The sharp bang momentarily stunned everyone sitting in the portable classroom, the sound slicing through its thin walls and breaking into a discussion of American history.
It was not long after April 20, 1999, when that unknown noise — a car backfiring, a door slamming shut in the spring wind — stoked the fears of every high school student in the trailer. We were more than 1,500 miles from Columbine, Colo., learning history in the shadow of Maryland’s western mountains, but for a second we wondered if our planned fates — of graduation, of college, of parties and girls and boys and dream jobs — were now going to be drastically altered or ended.
Everyone has a story of an event that first brought the world to bear on them, be it John F. Kennedy’s assassination or the Challenger explosion. Luckily, for most of us, we grapple with the larger meaning of tremendous national or international tragedy as secondhand spectators. Our suffering as an audience pales to those directly involved and is a background tapestry to our more personal sorrows.
But they leave a mark. And they shape our understanding — or lack of understanding — of the world. For many of my peers, 9/11 would probably be that ultimate occurrence. For me, however, it was growing up during a spate of school shootings and being in high school contemporaneously with Columbine.
The awful miracle of human beings is their resilience. As time went on from Columbine, I didn’t continue to perk up at each strange schoolroom noise or sit in a constant state of readiness, much like I boarded an airplane only a few weeks after 9/11. Those events showed me there are forces beyond my control that may wish me random harm.

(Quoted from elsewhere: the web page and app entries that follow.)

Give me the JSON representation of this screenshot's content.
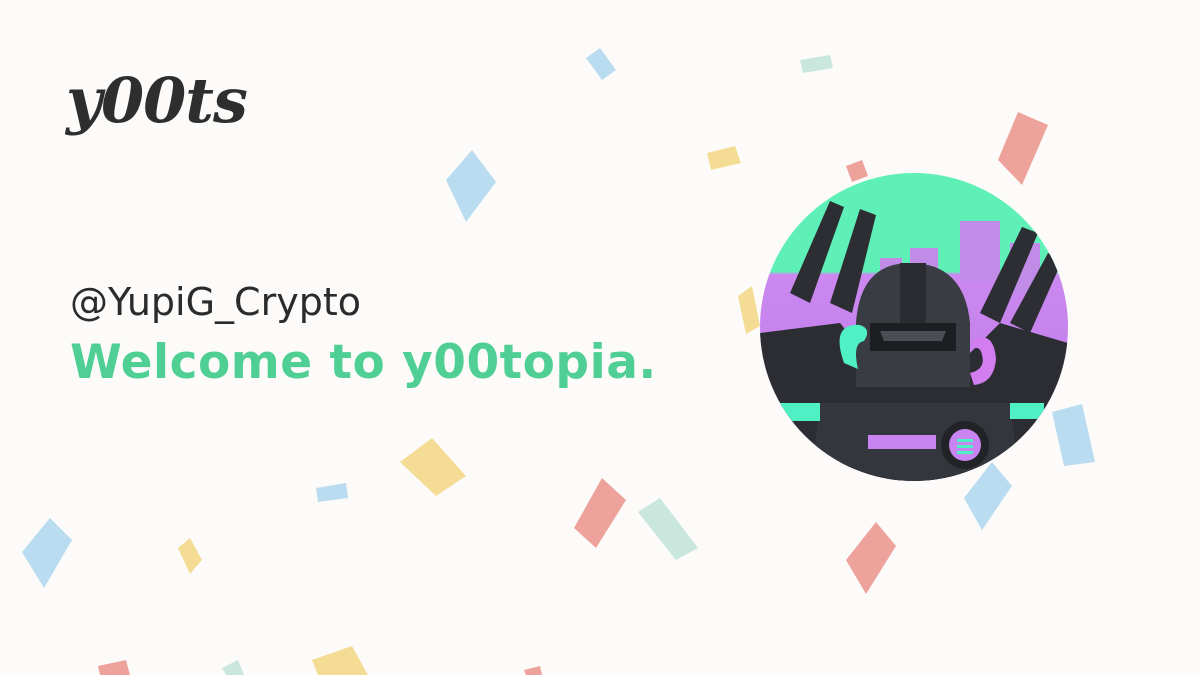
{
  "brand": {
    "logo_text": "y00ts"
  },
  "profile": {
    "handle": "@YupiG_Crypto",
    "welcome": "Welcome to y00topia.",
    "avatar_label": "y00t avatar"
  },
  "colors": {
    "background": "#fcfbf9",
    "welcome_green": "#4fcf93",
    "text_dark": "#2b2b2b",
    "confetti_blue": "#b9dcf0",
    "confetti_red": "#eea29c",
    "confetti_yellow": "#f5dc95",
    "confetti_mint": "#c9e7dc"
  }
}
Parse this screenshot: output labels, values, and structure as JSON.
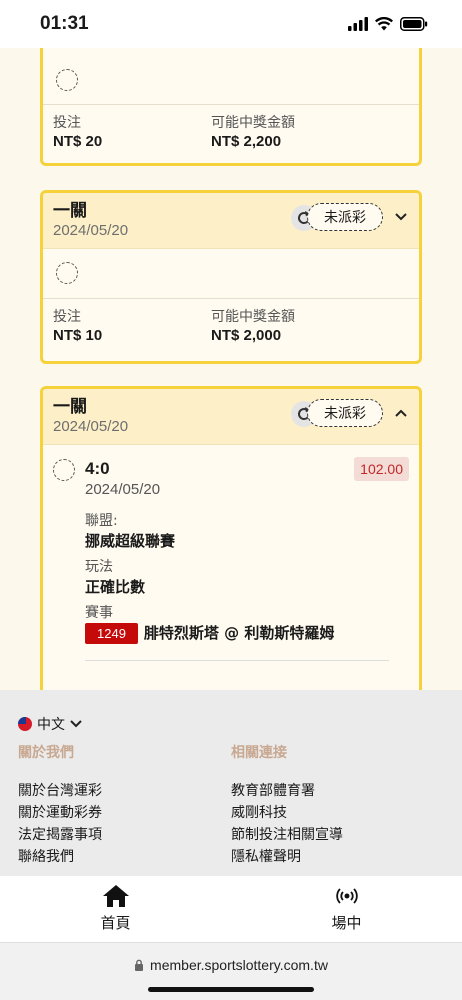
{
  "status_bar": {
    "time": "01:31"
  },
  "cards": [
    {
      "selection_icon": "dashed-circle-icon",
      "stake_label": "投注",
      "stake_value": "NT$ 20",
      "payout_label": "可能中獎金額",
      "payout_value": "NT$ 2,200"
    },
    {
      "title": "一關",
      "date": "2024/05/20",
      "status": "未派彩",
      "expanded": false,
      "stake_label": "投注",
      "stake_value": "NT$ 10",
      "payout_label": "可能中獎金額",
      "payout_value": "NT$ 2,000"
    },
    {
      "title": "一關",
      "date": "2024/05/20",
      "status": "未派彩",
      "expanded": true,
      "score": "4:0",
      "match_date": "2024/05/20",
      "odds": "102.00",
      "league_label": "聯盟:",
      "league_value": "挪威超級聯賽",
      "play_label": "玩法",
      "play_value": "正確比數",
      "event_label": "賽事",
      "event_id": "1249",
      "event_name": "腓特烈斯塔 @ 利勒斯特羅姆"
    }
  ],
  "footer": {
    "language": "中文",
    "about_heading": "關於我們",
    "about_links": [
      "關於台灣運彩",
      "關於運動彩券",
      "法定揭露事項",
      "聯絡我們"
    ],
    "links_heading": "相關連接",
    "related_links": [
      "教育部體育署",
      "威剛科技",
      "節制投注相關宣導",
      "隱私權聲明"
    ]
  },
  "tab_bar": {
    "home_label": "首頁",
    "live_label": "場中"
  },
  "browser": {
    "url": "member.sportslottery.com.tw"
  },
  "colors": {
    "accent_border": "#f5d23c",
    "header_bg": "#fdf0c8",
    "event_badge": "#c50a0a",
    "odds_text": "#c0282a"
  }
}
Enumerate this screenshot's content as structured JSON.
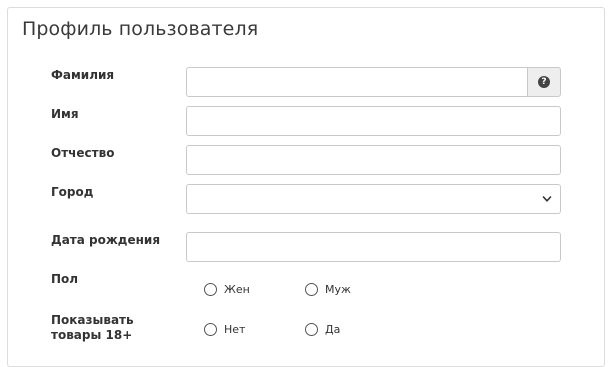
{
  "panel": {
    "title": "Профиль пользователя"
  },
  "fields": {
    "last_name": {
      "label": "Фамилия",
      "value": ""
    },
    "first_name": {
      "label": "Имя",
      "value": ""
    },
    "patronymic": {
      "label": "Отчество",
      "value": ""
    },
    "city": {
      "label": "Город",
      "value": ""
    },
    "birth_date": {
      "label": "Дата рождения",
      "value": ""
    },
    "gender": {
      "label": "Пол",
      "options": [
        "Жен",
        "Муж"
      ]
    },
    "adult_goods": {
      "label_line1": "Показывать",
      "label_line2": "товары 18+",
      "options": [
        "Нет",
        "Да"
      ]
    }
  },
  "icons": {
    "help": "question-circle-icon",
    "dropdown": "chevron-down-icon"
  },
  "colors": {
    "border": "#c9c9c9",
    "addon_bg": "#eeeeee",
    "text": "#333333"
  }
}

By taking that as the lesson, I really had no other choice but to continue living my life focusing on what I could control and not what darkness may be behind each corner.
But in the past week, I have often come back to note that I learned that lesson as a high schooler — not as a child in elementary school. And I wonder how those sorts of conclusions will impact each of the children who survived the massacre at Sandy Hook Elementary. What tools are mentally available to a child who witnesses such unbounded ferocity? Or to the children of the same age around the country?
I, thankfully, have no direct comparison in my own life. The closest might be a car accident I was in around the same age, a moment of extraordinary mechanical energy where injuries were not life-threatening but my family’s minivan was crushed to the size of a station wagon after being merged into by an RV. To this day, I sometimes flinch — just a little bit — when a truck or other large vehicle pulls alongside my car on the highway. Surely, something as severe as the Sandy Hook shootings will manifest in more than a shrugged off twitch on I-80.
One of my favorite Christmas films is Joyeux Noel, a 2005 movie based on the Christmas Truce of World War I. Although hardly a masterpiece, its power rests in the reminder that even in the worst moments of history, acts of great humanity are possible, however fleeting they may turn out to be. At the end, German soldiers who participated in the spontaneous cessation of violence are shut aboard a train and sent to near certain death on the Eastern Front. As the train pulls away, they hum a melody taught to them by Scottish adversaries, evidence that even if we don’t control our fates, we do control how we react to what molds our lives.
Our souls are the greatest beneficiaries of self-determination because our natural state is fighting against life’s inherent absurdity, that of fighting for control of our destiny when so much of it is outside of our hands.
In writing about the mythical character Sisyphus, Albert Camus says such a condition should not be interpreted as one of futility. Rather, when the rock he is eternally rolling up a hill always falls back to the bottom, Sisyphus chooses each time to go back down and get it — his dignity lies in persevering in the face of the inevitable defeat.
“Each atom of that stone, each mineral flake of that night-filled mountain, in itself forms a world,” Camus says. “The struggle itself toward the heights is enough to fill a man’s heart.”
It is a lesson someone could spend a lifetime coming to grips with. And one of the saddest parts of Sandy Hook’s aftermath is that each child will have so much time to try.
Liam Farrell is the alumni editor of this magazine. Contact him at firstname.lastname@example.org.